  14. ^ "Stratasys Acquires 3D Printer Maker, Solidscape". May 3, 2011. Archived from the original on 2020-11-17.
  15. ^ "Plans to print a gun halted as 3D printer is seized". BBC News Online. 3 October 2012.
  16. ^ Beckhusen, Robert (2012-10-01). "3-D Printer Company Seizes Machine From Desktop Gunsmith". Wired. Wired News. Retrieved 2013-06-12.
  17. ^ "2D Fashion Meets 3D Printing in Noa Raviv's New Award-Winning Collection".
  18. ^ Dan Howarth (August 21, 2014). "Noa Raviv combines grid patterns and 3D printing for Hard Copy fashion collection". Dezeen. Retrieved December 26, 2019.
  19. ^ "2019 3D Printing Industry Awards winners announced". 3D Printing Industry. 2019-06-11. Retrieved 2019-07-08.

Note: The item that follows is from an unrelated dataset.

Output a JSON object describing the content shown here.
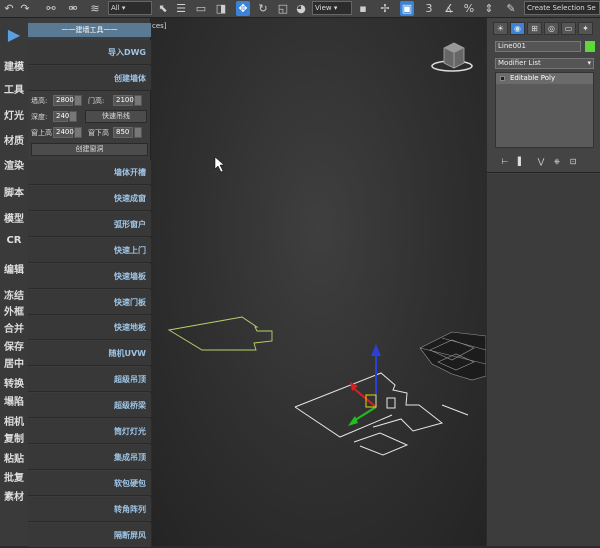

  20. ^ Dror Raich, Inbal Orpaz (December 5, 2012). "3D Printer Maker Objet Merges With Its U.S. Rival". Haaretz. Retrieved December 26, 2019.
  21. ^ Neil Parmar (August 6, 2013). "3D printing is the new dimension for aerospace industry". The National (Abu Dhabi). Retrieved December 26, 2019.

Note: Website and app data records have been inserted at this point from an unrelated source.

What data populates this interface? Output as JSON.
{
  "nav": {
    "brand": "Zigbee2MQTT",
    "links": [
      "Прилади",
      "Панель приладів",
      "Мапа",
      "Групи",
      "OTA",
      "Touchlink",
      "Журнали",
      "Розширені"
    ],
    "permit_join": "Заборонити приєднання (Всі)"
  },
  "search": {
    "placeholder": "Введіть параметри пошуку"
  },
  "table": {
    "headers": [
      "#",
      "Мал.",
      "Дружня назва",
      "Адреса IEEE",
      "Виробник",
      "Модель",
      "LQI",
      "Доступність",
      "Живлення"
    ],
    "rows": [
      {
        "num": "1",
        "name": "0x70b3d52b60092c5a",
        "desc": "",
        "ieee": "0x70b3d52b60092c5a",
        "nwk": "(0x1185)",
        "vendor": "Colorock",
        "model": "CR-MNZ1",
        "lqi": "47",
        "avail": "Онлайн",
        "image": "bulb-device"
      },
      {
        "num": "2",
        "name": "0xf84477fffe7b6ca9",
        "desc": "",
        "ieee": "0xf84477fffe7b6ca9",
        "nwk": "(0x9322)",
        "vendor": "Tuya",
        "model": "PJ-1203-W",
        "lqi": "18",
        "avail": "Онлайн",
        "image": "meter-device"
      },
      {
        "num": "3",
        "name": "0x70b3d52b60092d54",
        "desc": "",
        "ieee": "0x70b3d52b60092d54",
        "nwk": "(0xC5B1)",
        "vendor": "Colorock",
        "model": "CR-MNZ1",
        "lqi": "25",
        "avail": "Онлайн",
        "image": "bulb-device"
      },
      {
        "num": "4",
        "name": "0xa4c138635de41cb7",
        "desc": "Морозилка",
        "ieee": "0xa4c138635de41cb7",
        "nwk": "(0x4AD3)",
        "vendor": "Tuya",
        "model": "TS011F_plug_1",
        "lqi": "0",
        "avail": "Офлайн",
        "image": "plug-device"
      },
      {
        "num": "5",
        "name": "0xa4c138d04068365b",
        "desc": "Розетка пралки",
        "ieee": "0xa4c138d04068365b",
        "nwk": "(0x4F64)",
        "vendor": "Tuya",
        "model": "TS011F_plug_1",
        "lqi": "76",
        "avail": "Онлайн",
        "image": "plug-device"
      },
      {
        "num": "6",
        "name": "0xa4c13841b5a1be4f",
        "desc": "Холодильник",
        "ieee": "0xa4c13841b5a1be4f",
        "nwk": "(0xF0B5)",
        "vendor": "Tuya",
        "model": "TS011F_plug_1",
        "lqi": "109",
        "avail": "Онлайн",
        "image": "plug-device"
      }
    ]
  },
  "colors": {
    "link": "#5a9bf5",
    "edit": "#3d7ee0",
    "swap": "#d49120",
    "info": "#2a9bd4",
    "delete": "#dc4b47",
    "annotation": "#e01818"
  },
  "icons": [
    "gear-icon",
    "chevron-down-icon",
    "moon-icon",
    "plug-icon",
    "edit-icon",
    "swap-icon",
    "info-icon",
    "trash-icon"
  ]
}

  22. ^ [1];MarketWatch, April 2, 2014
  23. ^ [2] Archived 2014-08-14 at the Wayback Machine; CNBC.com, July 15, 2014
  24. ^ Heater, Brian (May 12, 2022). "MakerBot and Ultimaker announce plans to merge". TechCrunch.
  25. ^ "Inkbit | Inkbit Raises $12 Million in Equity Round Led by Stratasys and DSM Venturing". inkbit3d.com. Retrieved 2019-11-04.
  26. ^ "Stratasys to Acquire Origin, Bringing New Additive Manufacturing Platform to Polymer Production". Stratasys Ltd. Retrieved 2021-06-08.
  27. ^ "Stratasys Completes Acquisition of Origin, Accelerating Expansion Into Mass Production Additive Manufacturing". Stratasys Ltd. Retrieved 2021-06-08.
  28. ^ "Stratasys Aggressively Advances Additive Manufacturing Strategy With 3D Printing Triple Play". Stratasys Ltd. Retrieved 2021-06-08.
  29. ^ Hanaphy, Paul (October 6, 2021). "Stratasys takes full control of Xaar 3D to boost high-throughput H Series 3D printing". 3D Printing Industry.
  30. ^ "Stratasys acquires UK 3D printing co RP Support". Globes. February 18, 2021.
  31. ^ Network, 3D Printing Media (2022-10-26). "Stratasys acquires software company Riven". 3D Printing Media Network - The Pulse of the AM Industry. Retrieved 2022-10-26.
  32. ^ Revolutionary New Electric Car Built and Tested in One Year with Objet1000 Multi-material 3D Production System
  33. ^ Stratasys 3D Printers Build Urbee, First Prototype Car to Have Entire Body Created with an Additive Process
  34. ^ KOR Ecologic
  35. ^ tecmundo.com.br/ Conheça o Urbee, primeiro carro a ser fabricado com uma impressora 3D]
  36. ^ The "Urbee" 3D-Printed Car: Coast to Coast on 10 Gallons November 23, 2014. Truthout
  37. ^ 3D Printed Car Creator Discusses Future of the Urbee YouTube